Peer Pressure

 

Wanting to be popular is as natural as breathing. Having friends makes middle school students feel accepted. But many parents worry about their kids doing dangerous things to fit in with their peers.

 

How can you help your child deal with negative peer pressure? Try these tips:

Strengthen Family Ties - Like everyone else, middle graders need love and acceptance. How can you support your child? Spend time together. Point out their strengths and listen to them.

 

Set Clear Rules - Let your child know where you stand on important issues. Clear guidelines and consequences help kids do the right thing.

 

Share Your Experience - Let your child know about the pressures you face - and how you handle them.

 

Middle school is a very difficult time for many students and parents. Helping your middle school student deal with negative peer pressure takes a lot of patience and understanding. Hopefully, the above tips will help you navigate through these challenging but meaningful years.

 

How to handle negative peer pressure

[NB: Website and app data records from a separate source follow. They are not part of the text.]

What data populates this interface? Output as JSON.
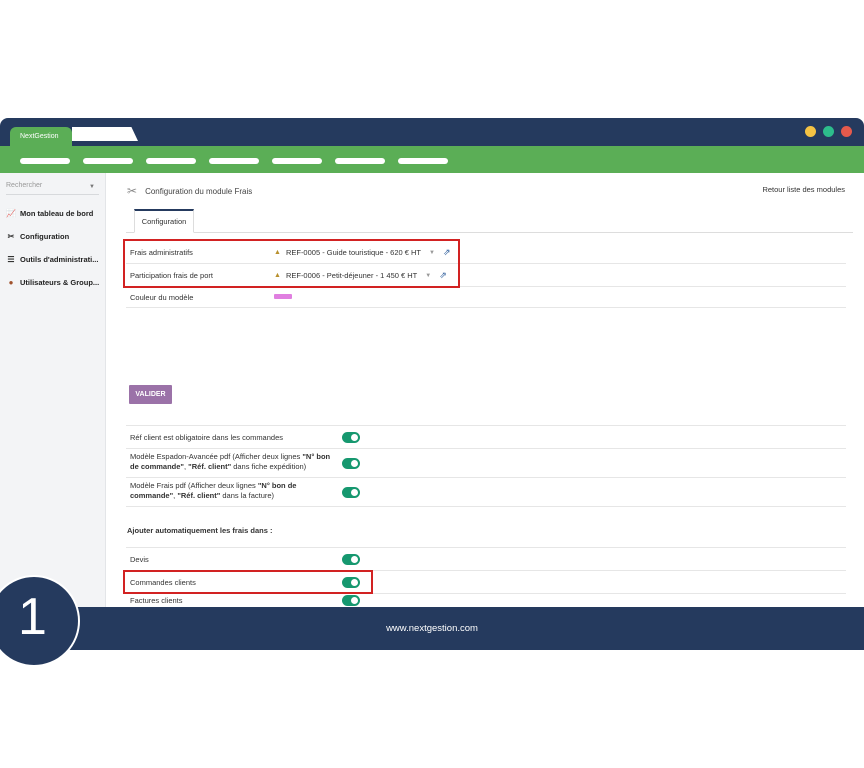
{
  "window": {
    "tab_title": "NextGestion",
    "controls": {
      "yellow": "#f5c344",
      "green": "#2dbd8c",
      "red": "#e55a4c"
    }
  },
  "colors": {
    "navy": "#253a5e",
    "green": "#5bae56",
    "toggle_on": "#16986f",
    "highlight_red": "#d22222",
    "button_purple": "#9b72a8"
  },
  "sidebar": {
    "search_placeholder": "Rechercher",
    "items": [
      {
        "icon": "chart-icon",
        "label": "Mon tableau de bord"
      },
      {
        "icon": "tools-icon",
        "label": "Configuration"
      },
      {
        "icon": "server-icon",
        "label": "Outils d'administrati..."
      },
      {
        "icon": "users-icon",
        "label": "Utilisateurs & Group..."
      }
    ]
  },
  "main": {
    "title": "Configuration du module Frais",
    "back_link": "Retour liste des modules",
    "tab": "Configuration",
    "settings": [
      {
        "label": "Frais administratifs",
        "value": "REF-0005 - Guide touristique - 620 € HT"
      },
      {
        "label": "Participation frais de port",
        "value": "REF-0006 - Petit-déjeuner - 1 450 € HT"
      }
    ],
    "color_label": "Couleur du modèle",
    "color_value": "#e07fe0",
    "validate_label": "VALIDER",
    "options": {
      "ref_required": "Réf client est obligatoire dans les commandes",
      "espadon_pre": "Modèle Espadon-Avancée pdf (Afficher deux lignes ",
      "espadon_b1": "\"N° bon de commande\"",
      "espadon_mid": ", ",
      "espadon_b2": "\"Réf. client\"",
      "espadon_post": " dans fiche expédition)",
      "frais_pre": "Modèle Frais pdf (Afficher deux lignes ",
      "frais_b1": "\"N° bon de commande\"",
      "frais_mid": ", ",
      "frais_b2": "\"Réf. client\"",
      "frais_post": " dans la facture)"
    },
    "auto_section": "Ajouter automatiquement les frais dans :",
    "auto_items": [
      "Devis",
      "Commandes clients",
      "Factures clients"
    ]
  },
  "footer": {
    "url": "www.nextgestion.com"
  },
  "step_number": "1"
}
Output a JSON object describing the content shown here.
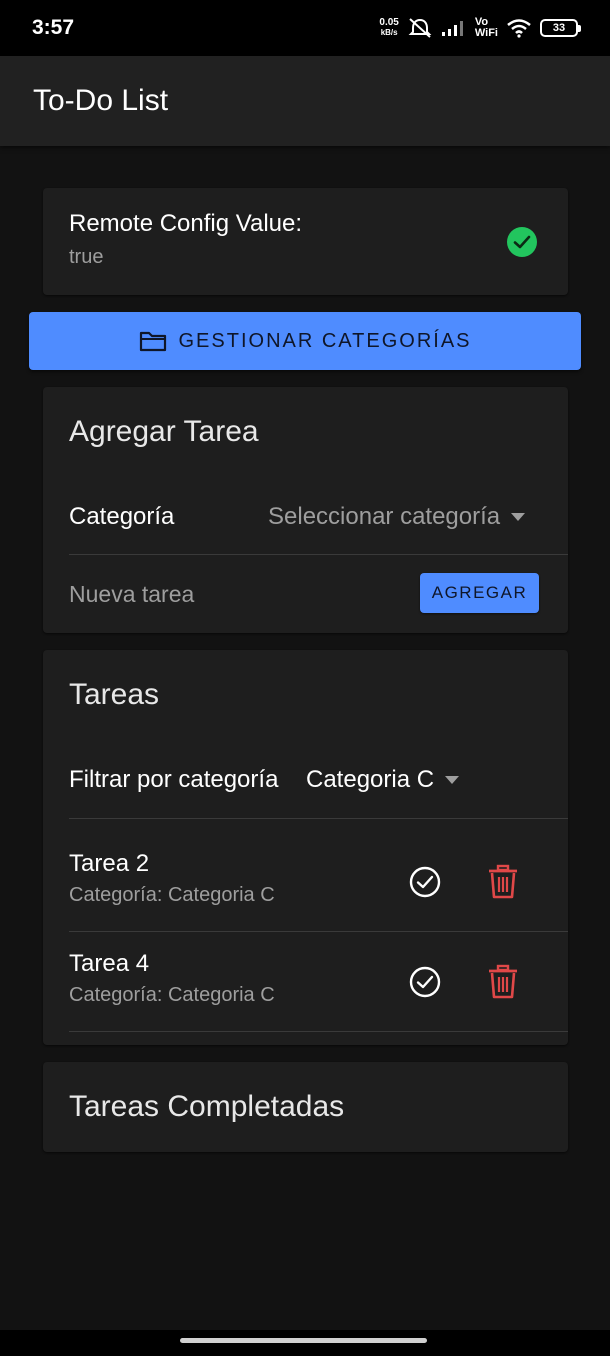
{
  "status_bar": {
    "time": "3:57",
    "net_speed_value": "0.05",
    "net_speed_unit": "kB/s",
    "vowifi_top": "Vo",
    "vowifi_bottom": "WiFi",
    "battery": "33",
    "icons": [
      "mute-icon",
      "signal-icon",
      "wifi-icon",
      "battery-icon"
    ]
  },
  "app_bar": {
    "title": "To-Do List"
  },
  "remote_config": {
    "label": "Remote Config Value:",
    "value": "true",
    "status_icon": "check-circle-icon",
    "status_color": "#22c55e"
  },
  "manage_button": {
    "label": "GESTIONAR CATEGORÍAS",
    "icon": "folder-icon"
  },
  "add_task": {
    "title": "Agregar Tarea",
    "category_label": "Categoría",
    "category_placeholder": "Seleccionar categoría",
    "task_placeholder": "Nueva tarea",
    "add_button": "AGREGAR"
  },
  "tasks": {
    "title": "Tareas",
    "filter_label": "Filtrar por categoría",
    "filter_value": "Categoria C",
    "items": [
      {
        "name": "Tarea 2",
        "category": "Categoría: Categoria C"
      },
      {
        "name": "Tarea 4",
        "category": "Categoría: Categoria C"
      }
    ]
  },
  "completed": {
    "title": "Tareas Completadas"
  },
  "colors": {
    "accent": "#4f8cff",
    "delete": "#e04848",
    "background": "#121212",
    "card": "#1e1e1e"
  }
}
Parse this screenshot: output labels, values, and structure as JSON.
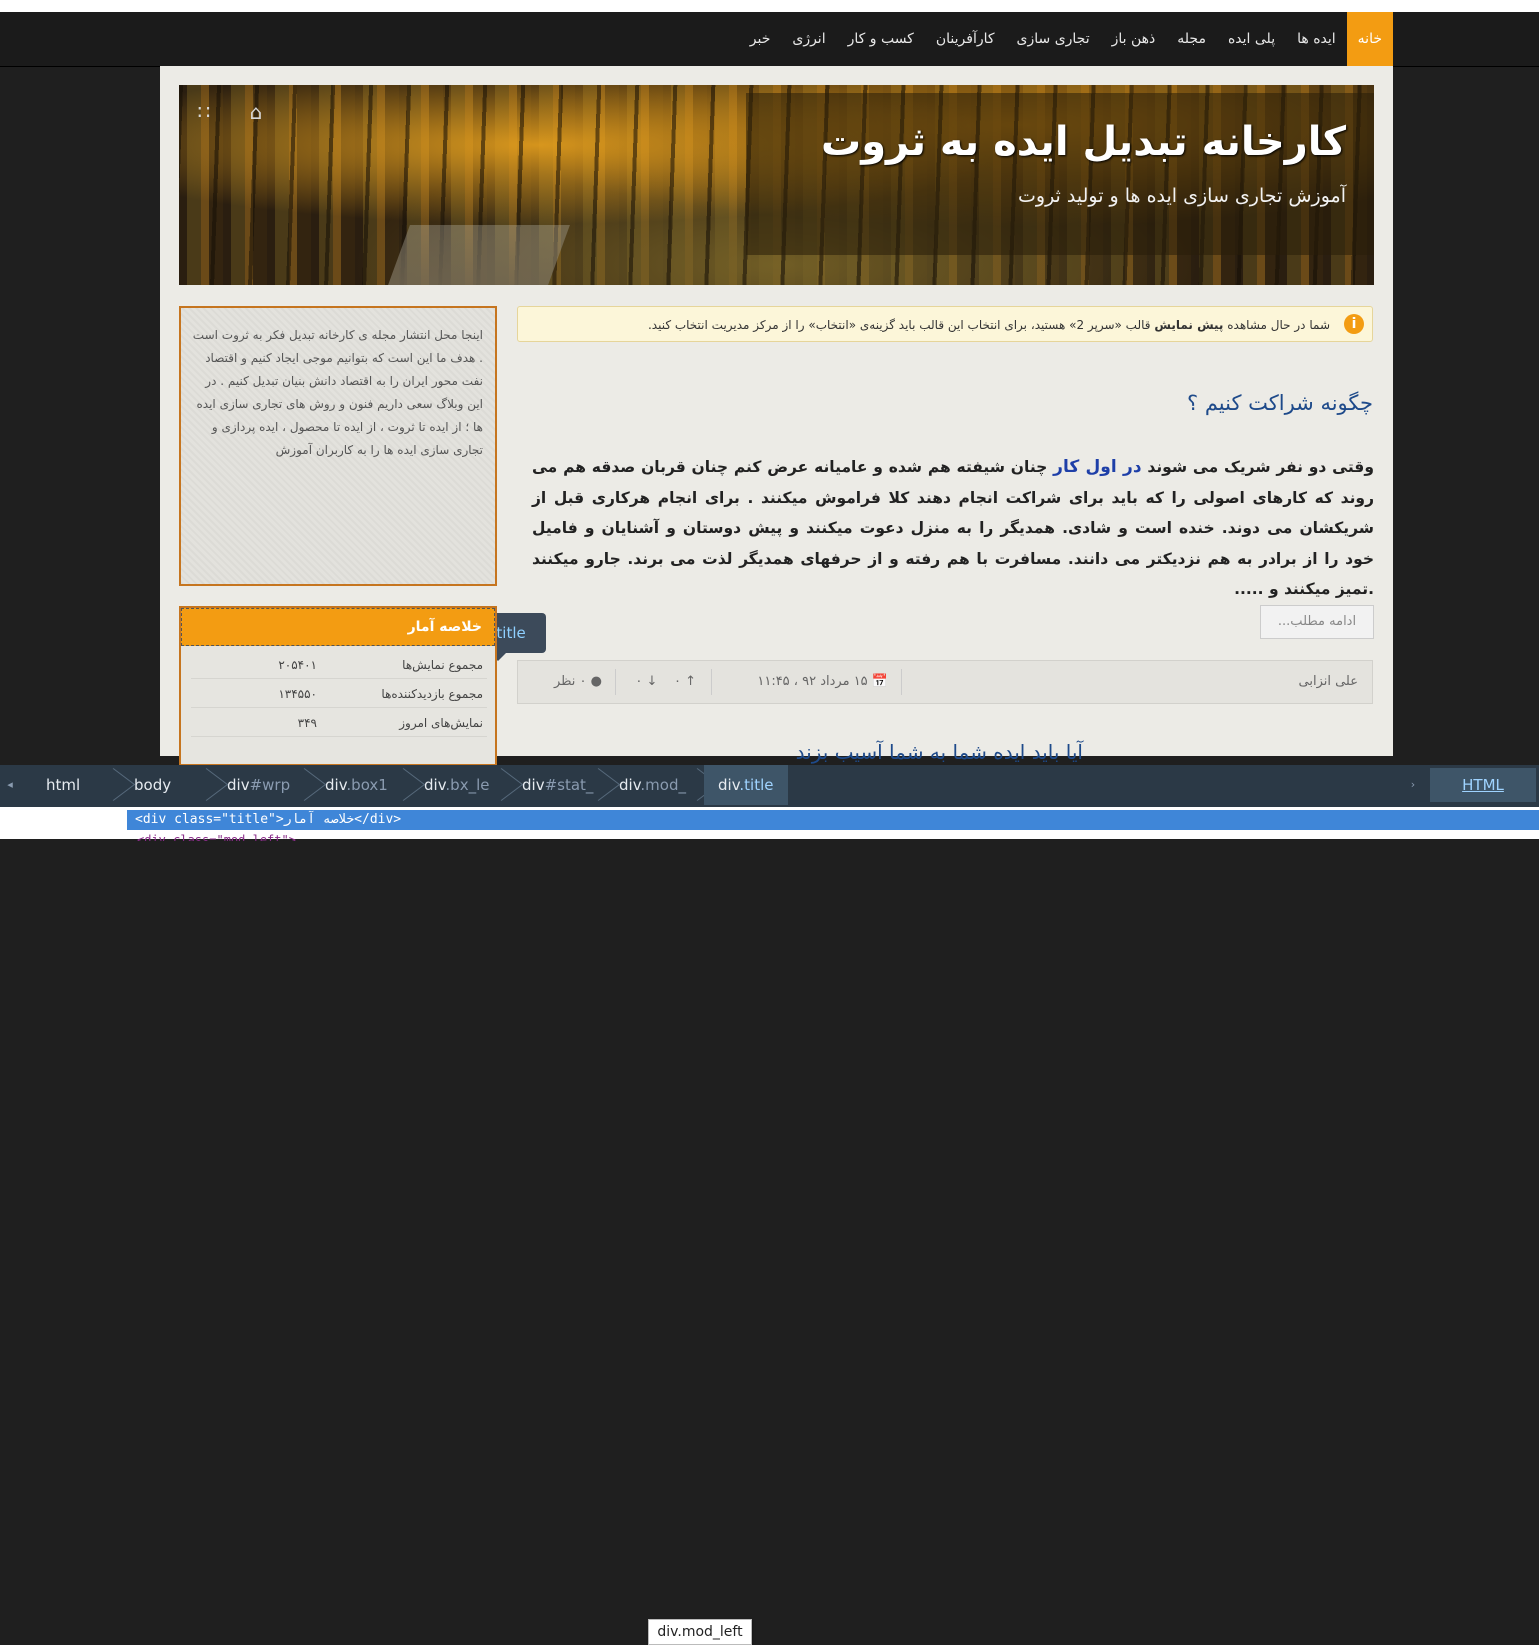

This is not an easy thing to do because as the name applies it can be your friends who are pressuring you. So how do you stand up to the pressure from friends?

  • Sometimes humor is a good strategy. Some people are really good at deflecting attention      from themselves or their actions by using humor. Have you noticed those      people? A quick witted one liner can take the pressure off the current      conversation without offending anyone.
  • Having a direct conversation with the person or people who you feel are pressuring you is another      way to stop peer pressure. To do this effectively it is good to have some      idea of what you want to say, choose the right time and place to say it      and speak honestly by letting your friends know how much their actions are      affecting you.
  • Seeking support. Getting help      from others, your friends, family, teacher or school counselor. Sometimes,      just talking about it can start to make a difference. With support, you      can begin to not feel so alone with the problem and talk through some      useful strategies that will work for your individual situation.
  • Be true to yourself. Being aware of      your values can help you to stand up for what you believe in and can limit      the effect other people have on your actions and beliefs. Learning more      about your values and being true to your values and beliefs is something      that you continue to develop over your life, so starting to identify these      things now can be a great help as you get older.

 

17 Ways To Avoid Peer Pressure

1. Ask 101 questions.

For example, if a friend pressures you to do something you don’t want to do, just start asking a ton of questions to alleviate the pressure.

2. Say “No” like you mean it.

Make eye contact, then say “No” forcefully, with authority. The more certain you are in your refusal, the less people will bug you. (practice saying no too, on your own, it helps!)

3. Back-up a no with a positive statement.

For example, if you’re turning down something, back it up with a positive statement about why you don’t want to do that.

4. Be repetitive.

Don’t hesitate to state your position over and over again.

5. Get away from the pressure zone.

Leave the scene… make your exit.

6. Avoid stressful situations in the first place.
7. Use the buddy system.

Find a friend who shares your values and back each other up.

8. Consider the results of giving in.

Take a moment to think about the consequences of your actions.

9. Look for positive role models.

The successful students aren’t afraid to say what they like and don’t like.

10. Don’t buy the line that everyone’s doing it.

The truth is, everyone’s NOT doing it.

11. Seek support.

Talk out any peer pressure you’re experiencing with other friends who are also feeling it. It can be reassuring to know that you’re not the only one.

12. Be your own best friend.

Remind yourself every now and then that you’re special and erase any negative statements.

13. Find ways to excel.

Challenge yourself to do your best. Focus your attention on following your personal goals instead of the goals of the group.

14. Don’t pressure others.

Watch out for any subtle forms of pressure you may be exerting.

15. Watch your moods.

Be aware that your moods can affect your sensibility.

 16. Evaluate your friendships.

If your friends are always bugging you to do something you’re not comfortable with, remember that true friends like you for who you are, not who they want you to be.

17. Find new friends.

If you’ve decided that your friends don’t have your best interests at heart, search out new friends who share your values and interests.

Remember that you are important. Your life counts and you can make a difference in this world. If you ever need to talk about this or anything else, please contact your school counselor. We’re here for you.